Nonmusicians often underestimate the impact that music has on other people’s lives. This is not just some part-time dalliance or hobby. For many people, music is a part of every waking moment.
Even if our jobs aren’t music-related, many of us have melodies running through our minds constantly. Some people hear voices; others of us hear songs. Which brings me to my next point: Some of you need to change your ring tones to something that sounds more like a telephone. Please, I’m beggin’ you. I know this sounds overly critical, but when some stupid song blares piercingly from your tiny phone speaker, it’ll run through a nearby musician’s mind for an hour or so. Don’t believe me? I’ll prove it with four words: dogs barking “Jingle Bells.” There. That oughta do it. Now try getting that insipid ditty out of your head.
As Americans intensify our focus on education — led by our president, not to mention an editorial to the left and three articles to the right on the Other Opinions page — it’s troubling that music remains largely missing in this national dialogue. Full disclosure: I’ve got a dog in this fight … or, perhaps in the post-Michael Vick era I should say I have a horse in this race. Our son is an assistant band director at a large high school near Dallas, and at three feeder middle schools. It’s hard to imagine what Billy’s world would be like without music education, or what life might be like for hundreds of fearful, fragile adolescents who are influenced by his teachings.
As a child, Billy needed no career counseling. He sang as soon as he could talk, and he broke more than one wooden spoon on an overturned pot. So, it seemed only natural that, the first time a band director’s baton descended in front of him, Billy was certain about his life’s work.
Fortunately for him, Texans elevate their music education almost as high as their Friday night lights. Public school bands, choirs and orchestras in that state are among the best in the country. But, unfortunately for many young Americans, music and other extracurricular activities are perched perilously on the chopping blocks by frantic school budget writers.
Hooray for science, math
Last Tuesday evening President Obama pledged that “over the next 10 years, with so many baby boomers retiring from our classrooms, we want to prepare 100,000 new teachers in the fields of science, technology, engineering and math.” I could not agree more. As our country falls further behind in the global race for technological superiority (and, hence, economic survival), these subjects must play a bigger role in our schools.
But it is a dereliction of part of our duty to our children when their public schools become so narrowly focused that music, sports and other activities lose leverage.

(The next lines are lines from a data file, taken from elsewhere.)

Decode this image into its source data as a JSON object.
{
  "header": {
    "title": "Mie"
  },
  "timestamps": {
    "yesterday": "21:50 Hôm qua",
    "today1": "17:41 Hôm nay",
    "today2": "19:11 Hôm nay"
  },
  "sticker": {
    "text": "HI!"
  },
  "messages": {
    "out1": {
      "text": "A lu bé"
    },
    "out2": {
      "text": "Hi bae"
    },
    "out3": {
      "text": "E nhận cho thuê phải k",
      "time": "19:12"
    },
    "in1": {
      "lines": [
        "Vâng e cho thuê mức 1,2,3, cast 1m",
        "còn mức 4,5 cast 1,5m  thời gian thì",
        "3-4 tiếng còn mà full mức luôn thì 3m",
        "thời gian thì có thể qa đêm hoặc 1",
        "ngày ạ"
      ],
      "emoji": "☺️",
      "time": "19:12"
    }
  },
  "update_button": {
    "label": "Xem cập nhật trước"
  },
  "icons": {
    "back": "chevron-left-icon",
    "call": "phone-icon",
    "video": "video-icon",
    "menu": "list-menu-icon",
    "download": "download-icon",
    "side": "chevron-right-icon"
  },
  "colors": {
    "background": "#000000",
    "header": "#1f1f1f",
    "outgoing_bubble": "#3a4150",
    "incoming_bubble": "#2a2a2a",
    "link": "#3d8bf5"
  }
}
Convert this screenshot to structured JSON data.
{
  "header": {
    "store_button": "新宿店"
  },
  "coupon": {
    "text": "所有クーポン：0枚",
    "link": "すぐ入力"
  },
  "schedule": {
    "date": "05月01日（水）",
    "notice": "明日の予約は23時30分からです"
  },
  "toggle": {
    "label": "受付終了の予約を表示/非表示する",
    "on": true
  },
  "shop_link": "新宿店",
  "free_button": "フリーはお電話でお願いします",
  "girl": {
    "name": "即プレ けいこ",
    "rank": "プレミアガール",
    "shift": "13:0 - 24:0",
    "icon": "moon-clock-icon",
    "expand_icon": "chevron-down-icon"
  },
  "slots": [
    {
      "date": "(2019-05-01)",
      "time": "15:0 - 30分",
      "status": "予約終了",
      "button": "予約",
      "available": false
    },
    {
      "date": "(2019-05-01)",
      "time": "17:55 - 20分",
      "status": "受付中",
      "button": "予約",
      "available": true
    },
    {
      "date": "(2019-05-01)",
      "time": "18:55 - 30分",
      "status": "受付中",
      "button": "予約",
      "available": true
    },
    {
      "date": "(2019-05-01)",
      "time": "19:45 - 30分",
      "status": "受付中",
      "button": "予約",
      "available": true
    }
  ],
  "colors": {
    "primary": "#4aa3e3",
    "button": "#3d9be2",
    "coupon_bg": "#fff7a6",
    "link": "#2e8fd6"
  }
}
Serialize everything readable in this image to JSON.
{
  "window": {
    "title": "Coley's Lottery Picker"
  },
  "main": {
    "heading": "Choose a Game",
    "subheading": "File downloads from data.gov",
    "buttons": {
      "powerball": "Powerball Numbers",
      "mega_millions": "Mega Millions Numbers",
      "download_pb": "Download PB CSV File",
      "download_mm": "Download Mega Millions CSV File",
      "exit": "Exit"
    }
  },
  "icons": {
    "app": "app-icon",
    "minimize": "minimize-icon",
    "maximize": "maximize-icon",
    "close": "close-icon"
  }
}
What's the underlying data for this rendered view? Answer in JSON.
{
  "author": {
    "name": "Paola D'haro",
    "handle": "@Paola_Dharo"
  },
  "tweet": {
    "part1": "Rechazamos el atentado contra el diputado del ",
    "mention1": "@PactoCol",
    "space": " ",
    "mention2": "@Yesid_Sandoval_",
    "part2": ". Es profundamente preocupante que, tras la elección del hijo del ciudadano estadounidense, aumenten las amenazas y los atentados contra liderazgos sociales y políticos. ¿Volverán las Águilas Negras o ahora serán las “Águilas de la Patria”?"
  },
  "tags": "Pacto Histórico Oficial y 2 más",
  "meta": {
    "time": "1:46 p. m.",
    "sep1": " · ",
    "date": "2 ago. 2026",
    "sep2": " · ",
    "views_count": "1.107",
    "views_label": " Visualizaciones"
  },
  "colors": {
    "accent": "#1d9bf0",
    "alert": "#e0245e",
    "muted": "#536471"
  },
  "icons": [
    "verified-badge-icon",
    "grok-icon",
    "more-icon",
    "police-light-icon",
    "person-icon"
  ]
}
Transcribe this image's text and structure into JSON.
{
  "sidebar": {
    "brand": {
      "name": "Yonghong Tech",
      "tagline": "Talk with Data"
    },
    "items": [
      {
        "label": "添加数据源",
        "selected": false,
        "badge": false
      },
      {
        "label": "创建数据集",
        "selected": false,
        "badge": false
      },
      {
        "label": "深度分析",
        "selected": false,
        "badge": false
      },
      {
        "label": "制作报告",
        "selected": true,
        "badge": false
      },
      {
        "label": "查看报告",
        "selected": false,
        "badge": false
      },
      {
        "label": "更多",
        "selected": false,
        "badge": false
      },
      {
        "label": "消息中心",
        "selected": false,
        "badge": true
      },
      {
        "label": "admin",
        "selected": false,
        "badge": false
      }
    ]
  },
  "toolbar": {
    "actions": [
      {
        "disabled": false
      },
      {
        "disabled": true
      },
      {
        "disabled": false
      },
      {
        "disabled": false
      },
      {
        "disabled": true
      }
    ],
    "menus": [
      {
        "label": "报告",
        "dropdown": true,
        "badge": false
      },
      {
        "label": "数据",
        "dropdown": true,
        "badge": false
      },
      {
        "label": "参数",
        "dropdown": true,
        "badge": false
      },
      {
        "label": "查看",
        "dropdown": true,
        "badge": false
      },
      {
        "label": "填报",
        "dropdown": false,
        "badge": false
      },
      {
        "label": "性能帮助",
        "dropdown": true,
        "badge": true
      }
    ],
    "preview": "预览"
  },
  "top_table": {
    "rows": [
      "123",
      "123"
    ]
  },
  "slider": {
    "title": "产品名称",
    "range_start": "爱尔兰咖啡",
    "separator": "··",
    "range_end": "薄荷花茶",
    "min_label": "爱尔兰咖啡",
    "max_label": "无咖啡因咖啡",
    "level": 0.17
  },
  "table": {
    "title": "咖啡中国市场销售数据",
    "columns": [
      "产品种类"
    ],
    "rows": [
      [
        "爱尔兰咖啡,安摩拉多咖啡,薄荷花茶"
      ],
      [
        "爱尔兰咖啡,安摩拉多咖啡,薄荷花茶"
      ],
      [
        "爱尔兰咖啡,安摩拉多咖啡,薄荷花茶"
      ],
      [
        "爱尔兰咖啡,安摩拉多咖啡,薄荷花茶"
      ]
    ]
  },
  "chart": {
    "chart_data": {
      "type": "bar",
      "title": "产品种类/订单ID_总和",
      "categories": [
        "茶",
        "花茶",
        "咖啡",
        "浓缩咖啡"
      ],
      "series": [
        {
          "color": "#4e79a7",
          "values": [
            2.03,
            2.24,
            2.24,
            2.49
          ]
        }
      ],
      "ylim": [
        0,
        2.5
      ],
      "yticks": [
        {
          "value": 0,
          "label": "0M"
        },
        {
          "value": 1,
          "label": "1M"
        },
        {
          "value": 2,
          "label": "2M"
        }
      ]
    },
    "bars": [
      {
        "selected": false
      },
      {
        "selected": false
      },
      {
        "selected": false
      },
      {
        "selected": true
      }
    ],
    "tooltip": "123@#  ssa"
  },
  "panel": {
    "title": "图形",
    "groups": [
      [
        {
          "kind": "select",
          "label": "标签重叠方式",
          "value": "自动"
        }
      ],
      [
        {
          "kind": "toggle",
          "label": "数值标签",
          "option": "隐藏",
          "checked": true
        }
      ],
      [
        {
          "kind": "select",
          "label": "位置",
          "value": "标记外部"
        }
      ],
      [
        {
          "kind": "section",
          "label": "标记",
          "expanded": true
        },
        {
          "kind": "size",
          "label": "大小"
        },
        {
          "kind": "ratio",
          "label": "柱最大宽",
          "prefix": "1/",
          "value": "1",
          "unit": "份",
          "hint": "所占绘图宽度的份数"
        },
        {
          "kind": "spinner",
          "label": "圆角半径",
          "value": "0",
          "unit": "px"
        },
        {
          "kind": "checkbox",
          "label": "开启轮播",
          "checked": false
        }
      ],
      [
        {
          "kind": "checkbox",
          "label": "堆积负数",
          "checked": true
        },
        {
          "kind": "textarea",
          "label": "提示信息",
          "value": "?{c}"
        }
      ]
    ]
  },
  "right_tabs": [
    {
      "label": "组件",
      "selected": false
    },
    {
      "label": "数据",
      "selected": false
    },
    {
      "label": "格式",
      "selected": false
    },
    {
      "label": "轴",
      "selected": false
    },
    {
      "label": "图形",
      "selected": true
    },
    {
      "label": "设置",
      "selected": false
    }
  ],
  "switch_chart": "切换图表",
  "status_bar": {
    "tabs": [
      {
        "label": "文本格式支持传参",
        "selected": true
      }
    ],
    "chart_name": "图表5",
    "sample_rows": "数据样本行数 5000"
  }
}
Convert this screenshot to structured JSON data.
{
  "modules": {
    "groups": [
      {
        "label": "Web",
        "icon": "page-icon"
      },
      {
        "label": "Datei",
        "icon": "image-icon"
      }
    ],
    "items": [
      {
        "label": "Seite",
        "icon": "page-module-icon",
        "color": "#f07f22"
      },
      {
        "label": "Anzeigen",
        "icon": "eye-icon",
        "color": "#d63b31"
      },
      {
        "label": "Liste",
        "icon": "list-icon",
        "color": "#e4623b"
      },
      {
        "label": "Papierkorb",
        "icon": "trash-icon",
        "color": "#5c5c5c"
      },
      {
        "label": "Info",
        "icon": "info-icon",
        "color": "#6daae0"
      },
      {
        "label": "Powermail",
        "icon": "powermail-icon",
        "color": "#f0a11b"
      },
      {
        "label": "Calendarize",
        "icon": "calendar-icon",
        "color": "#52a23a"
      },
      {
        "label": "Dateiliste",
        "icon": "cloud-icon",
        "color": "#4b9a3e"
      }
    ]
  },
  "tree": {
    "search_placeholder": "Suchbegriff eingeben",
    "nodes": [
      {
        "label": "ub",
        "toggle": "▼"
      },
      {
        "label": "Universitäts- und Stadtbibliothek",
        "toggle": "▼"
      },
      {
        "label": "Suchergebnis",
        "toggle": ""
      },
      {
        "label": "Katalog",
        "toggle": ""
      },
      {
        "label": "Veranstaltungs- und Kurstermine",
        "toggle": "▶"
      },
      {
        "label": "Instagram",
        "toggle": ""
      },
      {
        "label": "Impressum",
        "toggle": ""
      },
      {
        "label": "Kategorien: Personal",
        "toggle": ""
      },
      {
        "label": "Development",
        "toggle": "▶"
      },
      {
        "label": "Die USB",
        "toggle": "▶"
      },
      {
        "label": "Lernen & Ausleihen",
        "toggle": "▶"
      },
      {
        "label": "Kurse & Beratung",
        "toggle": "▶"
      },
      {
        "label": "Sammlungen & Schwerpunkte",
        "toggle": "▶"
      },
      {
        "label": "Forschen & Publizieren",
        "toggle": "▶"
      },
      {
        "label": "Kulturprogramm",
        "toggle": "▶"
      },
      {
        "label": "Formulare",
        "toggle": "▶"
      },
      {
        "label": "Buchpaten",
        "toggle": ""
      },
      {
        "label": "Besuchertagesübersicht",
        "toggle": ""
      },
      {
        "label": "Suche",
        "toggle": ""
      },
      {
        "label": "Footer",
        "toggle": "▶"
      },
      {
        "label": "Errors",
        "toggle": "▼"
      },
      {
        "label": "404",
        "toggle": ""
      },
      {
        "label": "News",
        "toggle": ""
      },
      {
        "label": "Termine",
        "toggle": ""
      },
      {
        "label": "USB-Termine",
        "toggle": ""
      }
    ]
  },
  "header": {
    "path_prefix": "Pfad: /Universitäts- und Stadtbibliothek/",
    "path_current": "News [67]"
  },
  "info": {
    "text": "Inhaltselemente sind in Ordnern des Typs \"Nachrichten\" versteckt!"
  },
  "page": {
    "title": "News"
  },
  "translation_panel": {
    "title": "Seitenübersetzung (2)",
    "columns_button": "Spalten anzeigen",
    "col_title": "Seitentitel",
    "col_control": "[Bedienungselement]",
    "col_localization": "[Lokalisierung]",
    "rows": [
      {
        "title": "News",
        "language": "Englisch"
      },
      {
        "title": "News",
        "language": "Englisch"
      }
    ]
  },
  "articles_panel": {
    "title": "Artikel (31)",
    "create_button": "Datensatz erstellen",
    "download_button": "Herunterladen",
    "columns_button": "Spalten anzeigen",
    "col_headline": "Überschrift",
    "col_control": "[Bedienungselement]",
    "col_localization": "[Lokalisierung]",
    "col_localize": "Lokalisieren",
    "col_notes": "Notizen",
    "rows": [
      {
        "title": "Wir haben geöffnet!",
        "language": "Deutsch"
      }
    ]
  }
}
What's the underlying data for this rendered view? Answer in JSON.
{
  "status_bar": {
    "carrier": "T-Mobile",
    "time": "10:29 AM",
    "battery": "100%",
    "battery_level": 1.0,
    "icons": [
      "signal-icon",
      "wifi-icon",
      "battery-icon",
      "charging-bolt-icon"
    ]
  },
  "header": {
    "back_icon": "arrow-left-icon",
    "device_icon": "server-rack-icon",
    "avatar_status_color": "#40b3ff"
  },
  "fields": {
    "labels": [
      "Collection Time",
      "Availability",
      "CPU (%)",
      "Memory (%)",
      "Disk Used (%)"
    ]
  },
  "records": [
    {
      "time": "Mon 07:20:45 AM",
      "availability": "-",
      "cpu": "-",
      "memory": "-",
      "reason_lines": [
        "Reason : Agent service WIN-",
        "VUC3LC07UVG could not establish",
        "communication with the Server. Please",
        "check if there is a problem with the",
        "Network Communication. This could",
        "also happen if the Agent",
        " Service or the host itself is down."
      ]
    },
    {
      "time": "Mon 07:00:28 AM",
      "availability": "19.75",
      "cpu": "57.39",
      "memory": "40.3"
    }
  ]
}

Many young people will choose to remain in school for years to come. For them, learning naturally evolves into teaching. Obama seemed to acknowledge as much: “… to every young person listening tonight who’s contemplating their career choice: If you want to make a difference in the life of our nation; if you want to make a difference in the life of a child – become a teacher. Your country needs you.”
He didn’t say anything about becoming a music teacher or a coach, but many of us couldn’t help but think about those forces in our kids’ lives.
Somewhere in Clark County, there is a girl whose only reason for dragging herself to school tomorrow morning is to play a sport. Yes, she’ll go to class, study and make decent grades. But for her, it’s not to learn. It’s to play a sport, perhaps later to coach. There’s also a boy whose only reason to attend school is to learn how to clumsily assemble a clarinet and clamp a reed upon it, later to play it and years later perhaps to teach others how to do the same. These two are not alone. Countless other kids are in the same situation.
There is more to life than math and science. Sports and music enrich our children’s lives. For some kids, these influences are powerful and permanent. Perhaps they’re powerful in your life, too. Don’t believe me? Let me prove it by ruining your next hour or so: “Don’t tell my heart, my achy breaky heart …” Sorry ’bout that.
John Laird is The Columbian’s editorial page editor. His column of personal opinion appears each Sunday. Reach him at firstname.lastname@example.org.